- UK inflation is nearing decade highs. But are the price increases transitory or something to worry about?
- Apple has launched four new iPhones, as a string of negative stories weigh on the company
- The UK lockdown hit demand for drinks mixers, impacting sales growth for Fevertree
Hardly a great surprise, but UK inflation is soaring.
The latest figures from the Office for National Statistics showed Consumer Price Index inflation leapt to 3.2 per cent in August on an annualised basis, representing a 1.2 per cent increase from the figure recorded in July – the most significant monthly change on record. Inflation is now at its highest level since 2012.

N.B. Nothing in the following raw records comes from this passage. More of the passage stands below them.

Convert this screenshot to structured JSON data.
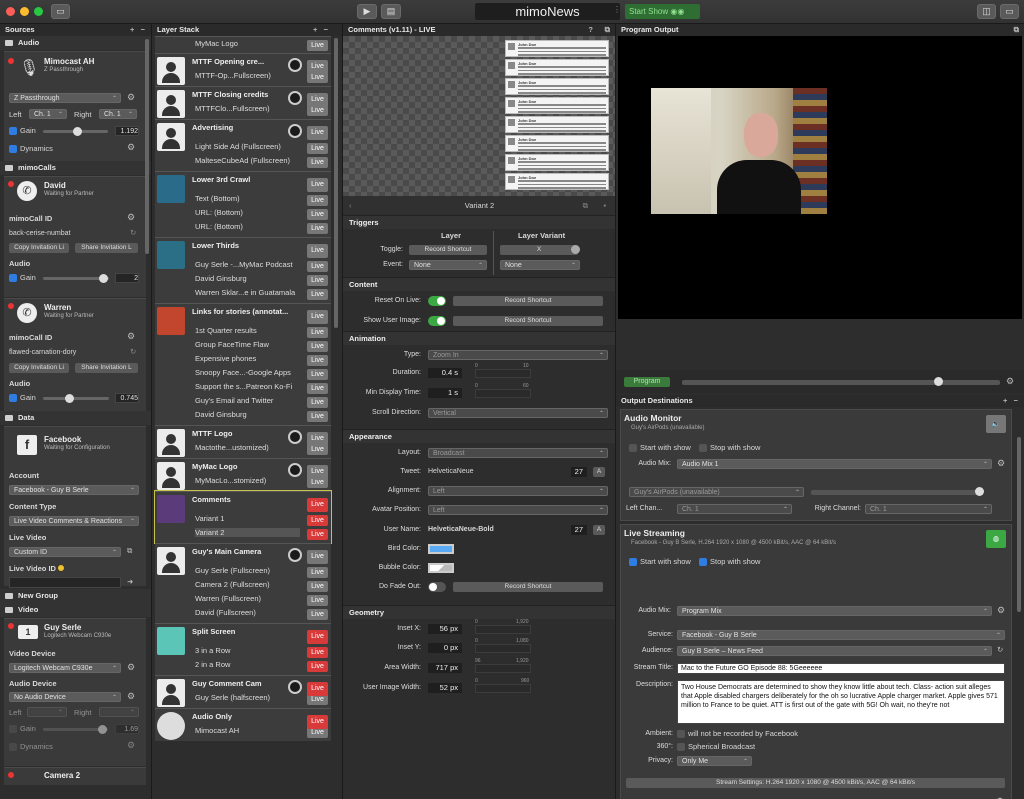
{
  "app": {
    "title": "mimoNews",
    "start_show": "Start Show"
  },
  "sources": {
    "header": "Sources",
    "add": "+",
    "remove": "−",
    "audio": {
      "group": "Audio",
      "name": "Mimocast AH",
      "sub": "Z Passthrough",
      "device": "Z Passthrough",
      "left": "Left",
      "right": "Right",
      "left_ch": "Ch. 1",
      "right_ch": "Ch. 1",
      "gain": "Gain",
      "gain_value": "1.192",
      "dynamics": "Dynamics"
    },
    "mimocalls": {
      "group": "mimoCalls",
      "calls": [
        {
          "name": "David",
          "status": "Waiting for Partner",
          "id_label": "mimoCall ID",
          "id": "back-cerise-numbat",
          "copy": "Copy Invitation Li",
          "share": "Share Invitation L",
          "audio": "Audio",
          "gain": "Gain",
          "gain_value": "2"
        },
        {
          "name": "Warren",
          "status": "Waiting for Partner",
          "id_label": "mimoCall ID",
          "id": "flawed-carnation-dory",
          "copy": "Copy Invitation Li",
          "share": "Share Invitation L",
          "audio": "Audio",
          "gain": "Gain",
          "gain_value": "0.745"
        }
      ]
    },
    "data": {
      "group": "Data",
      "name": "Facebook",
      "status": "Waiting for Configuration",
      "account_label": "Account",
      "account": "Facebook - Guy B Serle",
      "content_label": "Content Type",
      "content": "Live Video Comments & Reactions",
      "live_video_label": "Live Video",
      "live_video": "Custom ID",
      "live_video_id_label": "Live Video ID"
    },
    "new_group": "New Group",
    "video": {
      "group": "Video",
      "name": "Guy Serle",
      "sub": "Logitech Webcam C930e",
      "vdev_label": "Video Device",
      "vdev": "Logitech Webcam C930e",
      "adev_label": "Audio Device",
      "adev": "No Audio Device",
      "left": "Left",
      "right": "Right",
      "gain": "Gain",
      "gain_value": "1.69",
      "dynamics": "Dynamics"
    },
    "camera2": "Camera 2"
  },
  "layers": {
    "header": "Layer Stack",
    "add": "+",
    "remove": "−",
    "live": "Live",
    "items": [
      {
        "sub": "MyMac Logo"
      },
      {
        "title": "MTTF Opening cre...",
        "sub": "MTTF-Op...Fullscreen)"
      },
      {
        "title": "MTTF Closing credits",
        "sub": "MTTFClo...Fullscreen)"
      },
      {
        "title": "Advertising",
        "subs": [
          "Light Side Ad (Fullscreen)",
          "MalteseCubeAd (Fullscreen)"
        ]
      },
      {
        "title": "Lower 3rd Crawl",
        "subs": [
          "Text (Bottom)",
          "URL: (Bottom)",
          "URL: (Bottom)"
        ]
      },
      {
        "title": "Lower Thirds",
        "subs": [
          "Guy Serle -...MyMac Podcast",
          "David Ginsburg",
          "Warren Sklar...e in Guatamala"
        ]
      },
      {
        "title": "Links for stories (annotat...",
        "subs": [
          "1st Quarter results",
          "Group FaceTime Flaw",
          "Expensive phones",
          "Snoopy Face...-Google Apps",
          "Support the s...Patreon Ko-Fi",
          "Guy's Email and Twitter",
          "David Ginsburg"
        ]
      },
      {
        "title": "MTTF Logo",
        "sub": "Mactothe...ustomized)"
      },
      {
        "title": "MyMac Logo",
        "sub": "MyMacLo...stomized)"
      },
      {
        "title": "Comments",
        "subs": [
          "Variant 1",
          "Variant 2"
        ]
      },
      {
        "title": "Guy's Main Camera",
        "subs": [
          "Guy Serle (Fullscreen)",
          "Camera 2 (Fullscreen)",
          "Warren (Fullscreen)",
          "David (Fullscreen)"
        ]
      },
      {
        "title": "Split Screen",
        "subs": [
          "3 in a Row",
          "2 in a Row"
        ]
      },
      {
        "title": "Guy Comment Cam",
        "sub": "Guy Serle (halfscreen)"
      },
      {
        "title": "Audio Only",
        "sub": "Mimocast AH"
      }
    ]
  },
  "comments": {
    "header": "Comments (v1.11) - LIVE",
    "variant": "Variant 2",
    "triggers": {
      "title": "Triggers",
      "layer": "Layer",
      "variant": "Layer Variant",
      "toggle": "Toggle:",
      "toggle_val": "Record Shortcut",
      "toggle_var": "X",
      "event": "Event:",
      "event_val": "None",
      "event_var": "None"
    },
    "content": {
      "title": "Content",
      "reset": "Reset On Live:",
      "show_user": "Show User Image:",
      "record": "Record Shortcut"
    },
    "animation": {
      "title": "Animation",
      "type_l": "Type:",
      "type": "Zoom In",
      "dur_l": "Duration:",
      "dur": "0.4 s",
      "min_l": "Min Display Time:",
      "min": "1 s",
      "scroll_l": "Scroll Direction:",
      "scroll": "Vertical",
      "s0": "0",
      "s10": "10",
      "s60": "60"
    },
    "appearance": {
      "title": "Appearance",
      "layout_l": "Layout:",
      "layout": "Broadcast",
      "tweet_l": "Tweet:",
      "tweet_font": "HelveticaNeue",
      "tweet_size": "27",
      "align_l": "Alignment:",
      "align": "Left",
      "avatar_l": "Avatar Position:",
      "avatar": "Left",
      "user_l": "User Name:",
      "user_font": "HelveticaNeue-Bold",
      "user_size": "27",
      "bird_l": "Bird Color:",
      "bubble_l": "Bubble Color:",
      "fade_l": "Do Fade Out:",
      "record": "Record Shortcut",
      "font_btn": "A"
    },
    "geometry": {
      "title": "Geometry",
      "ix_l": "Inset X:",
      "ix": "56 px",
      "iy_l": "Inset Y:",
      "iy": "0 px",
      "aw_l": "Area Width:",
      "aw": "717 px",
      "uw_l": "User Image Width:",
      "uw": "52 px",
      "s0": "0",
      "s1920": "1,920",
      "s1080": "1,080",
      "s96": "96",
      "s960": "960"
    },
    "preview_name": "John Doe"
  },
  "program": {
    "header": "Program Output",
    "button": "Program"
  },
  "outputs": {
    "header": "Output Destinations",
    "add": "+",
    "remove": "−",
    "monitor": {
      "title": "Audio Monitor",
      "sub": "Guy's AirPods (unavailable)",
      "start": "Start with show",
      "stop": "Stop with show",
      "mix_l": "Audio Mix:",
      "mix": "Audio Mix 1",
      "device": "Guy's AirPods (unavailable)",
      "left_l": "Left Chan...",
      "left": "Ch. 1",
      "right_l": "Right Channel:",
      "right": "Ch. 1"
    },
    "stream": {
      "title": "Live Streaming",
      "sub": "Facebook - Guy B Serle, H.264 1920 x 1080 @ 4500 kBit/s, AAC @ 64 kBit/s",
      "start": "Start with show",
      "stop": "Stop with show",
      "mix_l": "Audio Mix:",
      "mix": "Program Mix",
      "service_l": "Service:",
      "service": "Facebook - Guy B Serle",
      "audience_l": "Audience:",
      "audience": "Guy B Serle – News Feed",
      "title_l": "Stream Title:",
      "title_v": "Mac to the Future GO Episode 88: 5Geeeeee",
      "desc_l": "Description:",
      "desc": "Two House Democrats are determined to show they know little about tech. Class- action suit alleges that Apple disabled chargers deliberately for the oh so lucrative Apple charger market. Apple gives 571 million to France to be quiet. ATT is first out of the gate with 5G! Oh wait, no they're not",
      "ambient_l": "Ambient:",
      "ambient": "will not be recorded by Facebook",
      "deg_l": "360°:",
      "deg": "Spherical Broadcast",
      "privacy_l": "Privacy:",
      "privacy": "Only Me",
      "settings": "Stream Settings: H.264 1920 x 1080 @ 4500 kBit/s, AAC @ 64 kBit/s",
      "help": "?"
    }
  }
}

The main drivers were transport, restaurant and hotel prices, as consumers ramped up spending following the full removal of Covid restrictions in England in July. Investors will be wary that coupled with slowing economic growth, rising inflation could lead to a dreaded period of so-called stagflation. But commentators and economists are still predicting that the surge in consumer prices, which many anticipate will rise above 4 per cent before the year end, will be transitory. Soaring energy prices are already expected to add 0.7 per cent to inflation at the next calculation, according to Paul Dales of Capital Economics.

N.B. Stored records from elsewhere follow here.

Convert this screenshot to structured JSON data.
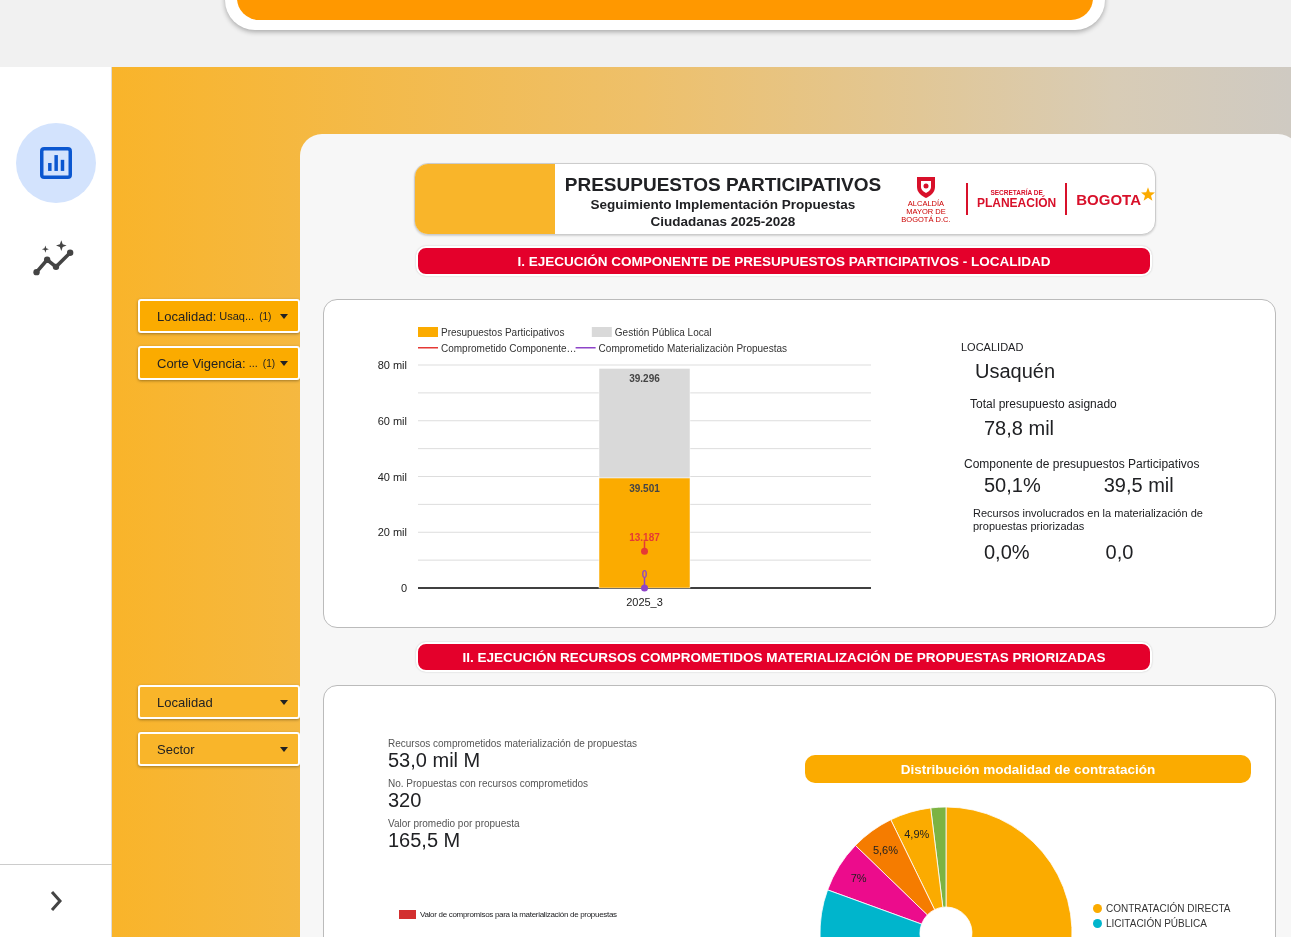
{
  "sidebar": {
    "items": [
      {
        "kind": "report",
        "selected": true
      },
      {
        "kind": "insights",
        "selected": false
      }
    ]
  },
  "filters_top": [
    {
      "label": "Localidad:",
      "value": "Usaq...",
      "count": "(1)"
    },
    {
      "label": "Corte Vigencia:",
      "value": "...",
      "count": "(1)"
    }
  ],
  "filters_bottom": [
    {
      "label": "Localidad"
    },
    {
      "label": "Sector"
    }
  ],
  "header": {
    "title": "PRESUPUESTOS PARTICIPATIVOS",
    "subtitle": "Seguimiento Implementación Propuestas Ciudadanas 2025-2028",
    "logo_caption": "ALCALDÍA MAYOR DE BOGOTÁ D.C.",
    "secretaria": "SECRETARÍA DE",
    "planeacion": "PLANEACIÓN",
    "bogota": "BOGOTA"
  },
  "section_1": {
    "title": "I. EJECUCIÓN  COMPONENTE DE PRESUPUESTOS PARTICIPATIVOS - LOCALIDAD",
    "chart_data": {
      "type": "bar",
      "stacked": true,
      "categories": [
        "2025_3"
      ],
      "series": [
        {
          "name": "Presupuestos Participativos",
          "color": "#fbab00",
          "values": [
            39.5
          ]
        },
        {
          "name": "Gestión Pública Local",
          "color": "#d9d9d9",
          "values": [
            39.3
          ]
        },
        {
          "name": "Comprometido Componente…",
          "color": "#e53935",
          "values": [
            13.2
          ],
          "type": "line",
          "marker": true
        },
        {
          "name": "Comprometido Materializaciòn Propuestas",
          "color": "#8e44c8",
          "values": [
            0
          ],
          "type": "line",
          "marker": true
        }
      ],
      "legend": "top",
      "ylim": [
        0,
        80
      ],
      "yticks": [
        {
          "value": 0,
          "label": "0"
        },
        {
          "value": 20,
          "label": "20 mil"
        },
        {
          "value": 40,
          "label": "40 mil"
        },
        {
          "value": 60,
          "label": "60 mil"
        },
        {
          "value": 80,
          "label": "80 mil"
        }
      ],
      "value_labels": [
        "39.501",
        "39.296",
        "13.187",
        "0"
      ]
    },
    "kpis": {
      "localidad_label": "LOCALIDAD",
      "localidad": "Usaquén",
      "total_label": "Total presupuesto asignado",
      "total": "78,8 mil",
      "componente_label": "Componente de presupuestos Participativos",
      "componente_pct": "50,1%",
      "componente_value": "39,5 mil",
      "recursos_label": "Recursos involucrados en la materialización de propuestas priorizadas",
      "recursos_pct": "0,0%",
      "recursos_value": "0,0"
    }
  },
  "section_2": {
    "title": "II. EJECUCIÓN  RECURSOS COMPROMETIDOS MATERIALIZACIÓN DE PROPUESTAS PRIORIZADAS",
    "kpis": [
      {
        "label": "Recursos comprometidos materialización de propuestas",
        "value": "53,0 mil M"
      },
      {
        "label": "No. Propuestas con recursos comprometidos",
        "value": "320"
      },
      {
        "label": "Valor promedio por propuesta",
        "value": "165,5 M"
      }
    ],
    "bar_legend": {
      "label": "Valor de compromisos para la materialización de propuestas",
      "color": "#d32f2f"
    },
    "pie": {
      "title": "Distribución modalidad de contratación",
      "slices": [
        {
          "color": "#fbab00"
        },
        {
          "color": "#7cb342"
        },
        {
          "color": "#fbab00",
          "label": "4,9%"
        },
        {
          "color": "#f57c00",
          "label": "5,6%"
        },
        {
          "color": "#ec0c8c",
          "label": "7%"
        },
        {
          "color": "#00b5cc"
        }
      ],
      "legend": [
        {
          "label": "CONTRATACIÓN DIRECTA",
          "color": "#fbab00"
        },
        {
          "label": "LICITACIÓN PÚBLICA",
          "color": "#00b5cc"
        }
      ]
    }
  }
}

Elsewhere in the world, US consumer price inflation actually eased slightly in August, falling 0.1 per cent to 5.3 per cent. The spread of the Delta variant also appears to be harming growth in China, where retail sales in August rose 2.5 per cent, down from 8.5 per cent in July. GD
Apple’s bells and whistles
What do you do if your company is suffering from the departure of a top executive, allegations of workplace harassment, and scrutiny from a highly publicised antitrust lawsuit?
If you are Apple (US:AAPL), you get the public on your side by launching some flashy new tech.
At a virtual event yesterday, the world’s most valuable company unveiled plans to release four 5G-enabled iPhones, as well as new iterations of its iPad and Watch devices.
The announcement was enough to temporarily divert attention from the negative press that has weighed on Apple in recent weeks, after it emerged that the executive responsible for its secretive car project had jumped ship to Ford (US:F), and that the US labour watchdog is investigating claims against the company. Earlier this week, a judge also ruled that the tech giant could no longer force developers to accept in-app purchases through its App Store – a decision that should impact the company’s income from commissions long after the hype about its new gadgets dies down. OT
Fevertree fizzes out
Fevertree (FEVR), the popular producer of drinks mixers, reported a sharp slow down in sales growth in its core UK market during the six months to June, as it suffered from the country's strict lockdown in the early months of the year.
Nonetheless, the pandemic has skewed demand for Fevertree's products, so investors should look ahead from these results. Going forward, much will hinge on the company's performance after a recent boost from restocking sales fades, as well as the success of its expansion into the US - indeed sales outside the UK continue to grow strongly. A reported dip in margins may have come as little surprise given the extra expense of operating in Covid times, as well as the worker shortages in the logistics industry, but shareholders should keep a close eye on this too. GD